My young adult daughter and I just had our coffee date, we were talking about her Dad being pushed into college by his mother when he was her age. I was feeling what I call “that good mama feeling”; connected, proud of her, content with my values and choices. Then she said “oh is that why you never pushed me?” “humm, that may have influenced me some” I said. Upon my further questioning she gently said “yeah, you could have done more by me”. It’s true; there were times in her teen years that more advocacy or more motivation from me could have been beneficial and she believes it as well.
Now one week later my mind keeps returning again to how I didn’t perform so well. Ever notice how your thoughts can go rushing past what was good and right to look at the big glaring mistake throbbing for attention. I’m sure you’ve had a few of these experiences.
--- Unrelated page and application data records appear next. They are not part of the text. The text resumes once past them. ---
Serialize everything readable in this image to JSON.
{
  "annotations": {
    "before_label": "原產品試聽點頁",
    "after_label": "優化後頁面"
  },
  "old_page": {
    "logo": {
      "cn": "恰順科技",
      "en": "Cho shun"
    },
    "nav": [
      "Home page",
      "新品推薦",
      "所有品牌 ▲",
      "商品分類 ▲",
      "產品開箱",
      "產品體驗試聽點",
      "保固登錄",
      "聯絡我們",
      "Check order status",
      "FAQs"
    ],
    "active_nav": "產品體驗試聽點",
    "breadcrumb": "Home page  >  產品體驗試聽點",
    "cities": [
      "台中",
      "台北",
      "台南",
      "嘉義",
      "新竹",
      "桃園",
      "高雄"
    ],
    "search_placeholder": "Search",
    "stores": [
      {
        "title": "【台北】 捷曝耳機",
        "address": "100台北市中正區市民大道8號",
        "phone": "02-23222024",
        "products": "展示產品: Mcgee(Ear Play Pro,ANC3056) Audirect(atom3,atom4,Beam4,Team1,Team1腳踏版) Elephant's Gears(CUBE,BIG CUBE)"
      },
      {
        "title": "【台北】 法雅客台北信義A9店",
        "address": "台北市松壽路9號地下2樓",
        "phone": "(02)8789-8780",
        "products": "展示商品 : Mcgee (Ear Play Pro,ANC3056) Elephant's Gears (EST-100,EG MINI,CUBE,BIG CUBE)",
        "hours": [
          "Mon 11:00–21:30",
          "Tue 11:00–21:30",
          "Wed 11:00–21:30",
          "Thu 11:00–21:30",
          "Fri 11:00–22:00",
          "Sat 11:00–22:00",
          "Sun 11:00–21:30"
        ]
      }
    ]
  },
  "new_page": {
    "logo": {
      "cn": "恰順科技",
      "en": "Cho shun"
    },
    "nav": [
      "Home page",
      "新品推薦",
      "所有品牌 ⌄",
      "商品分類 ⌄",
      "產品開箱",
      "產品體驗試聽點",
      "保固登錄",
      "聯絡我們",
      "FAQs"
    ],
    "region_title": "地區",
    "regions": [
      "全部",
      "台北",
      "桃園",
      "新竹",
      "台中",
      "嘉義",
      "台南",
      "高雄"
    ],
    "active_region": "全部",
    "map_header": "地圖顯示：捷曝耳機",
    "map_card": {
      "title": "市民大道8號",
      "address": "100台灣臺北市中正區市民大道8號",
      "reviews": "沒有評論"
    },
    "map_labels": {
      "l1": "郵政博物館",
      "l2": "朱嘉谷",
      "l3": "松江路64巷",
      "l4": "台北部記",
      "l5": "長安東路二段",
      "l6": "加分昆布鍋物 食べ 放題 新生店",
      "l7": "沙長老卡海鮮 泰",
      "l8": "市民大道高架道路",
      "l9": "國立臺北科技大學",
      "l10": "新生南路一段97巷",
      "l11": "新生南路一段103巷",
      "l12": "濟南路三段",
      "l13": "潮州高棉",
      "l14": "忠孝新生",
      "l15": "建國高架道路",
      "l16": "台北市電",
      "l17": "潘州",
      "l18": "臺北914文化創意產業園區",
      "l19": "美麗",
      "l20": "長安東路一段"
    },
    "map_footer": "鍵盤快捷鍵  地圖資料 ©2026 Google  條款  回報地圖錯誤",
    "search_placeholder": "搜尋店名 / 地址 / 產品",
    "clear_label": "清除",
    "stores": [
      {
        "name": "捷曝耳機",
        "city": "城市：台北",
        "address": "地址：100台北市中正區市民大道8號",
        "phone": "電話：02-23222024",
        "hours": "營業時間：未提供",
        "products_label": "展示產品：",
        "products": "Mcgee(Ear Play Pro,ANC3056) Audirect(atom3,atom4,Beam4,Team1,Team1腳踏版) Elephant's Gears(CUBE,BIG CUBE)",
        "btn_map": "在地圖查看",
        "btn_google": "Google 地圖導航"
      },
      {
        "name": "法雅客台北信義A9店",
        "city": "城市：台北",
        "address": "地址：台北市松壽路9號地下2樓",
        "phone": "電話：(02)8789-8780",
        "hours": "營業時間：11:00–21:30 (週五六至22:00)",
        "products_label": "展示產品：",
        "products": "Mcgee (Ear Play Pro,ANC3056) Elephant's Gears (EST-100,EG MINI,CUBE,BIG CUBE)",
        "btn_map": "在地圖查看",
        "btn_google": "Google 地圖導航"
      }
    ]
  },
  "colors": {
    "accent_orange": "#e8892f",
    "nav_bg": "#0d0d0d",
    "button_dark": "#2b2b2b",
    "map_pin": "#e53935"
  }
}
An evaluation at work which is full of compliments and good marks will be marred with one criticism that gobbles up all your attention and drowns out everything else. Psychologists give this phenomenon a name “the negativity bias”, the way we alert to and fix on what is wrong. We have evolution to thank for this; paying attention to danger, to potential problems is the survival smart thing to do. Pollyanna will be mauled and eaten by that predator she doesn’t notice a blissfully beautiful natural scene. If we go back and look at survival necessity it makes good biological sense to pay extra attention to the negative, we are better safe than sorry. Neuro scientists are saying negative input carries ten times the weight of positive. That’s a big physiological load to counter.
But in today’s world, is running fast or mobilizing to fight, the strategy that will keep me safe? Do I really need an off handed remark to keep me on my toes? I didn’t have a full fight or flee response, the modulation of my cortex told my lower brain to back off cause there is no real danger here in this moment. The rumination, coming back again and again to examine if I should change my behavior in some way; is repetition that increases the stress hormones, and makes me less effective in the present moment.
Okay so now what can I do? My brain will alert as it should, but paying attention to the alert can give me a momentary pause, to clear a little space in my brainbody. A space to ask “Am I really feeling distressed and terrible about what a loser I am or is there some negative information that just captured my mind?” Name it and let yourself know that if that negative comment had been a wild hungry beast you would have taken action and saved yourself. Yes, there’s no wild hungry beast and now you may have some stress hormones in your bloodstream. Remember it’s going to take ten times the number of positives to counterbalance this negative one. While you’ve got your attention, try naming some of those positives. Even some of the obvious ones can help get you started; I’m not mangled or dead, I can think and notice things, I’m warm enough or well fed or…… Gratitude practices, taking a few moments, every day to name that which is good and feeling the gratitude, have been shown to lower blood pressure and restore equilibrium.
My daughter is talking to me in an intimate meaningful way. We have the resources to go out together and have a cup of coffee. I have a car that gets us places safely. I’m going home to a comfortable/safe place. My whole family is pretty healthy. I have a beautiful natural environment around my house. I have meaningful work. I have people I like to dance with. There are still some trillum on my street. It’s spring and the new hens are being to lay beautiful rich yolked eggs. I am thinking of a particular friend who has loved and supported me for 40 years. Well that’s one more than ten, having some gratitude in the bank is a good thing.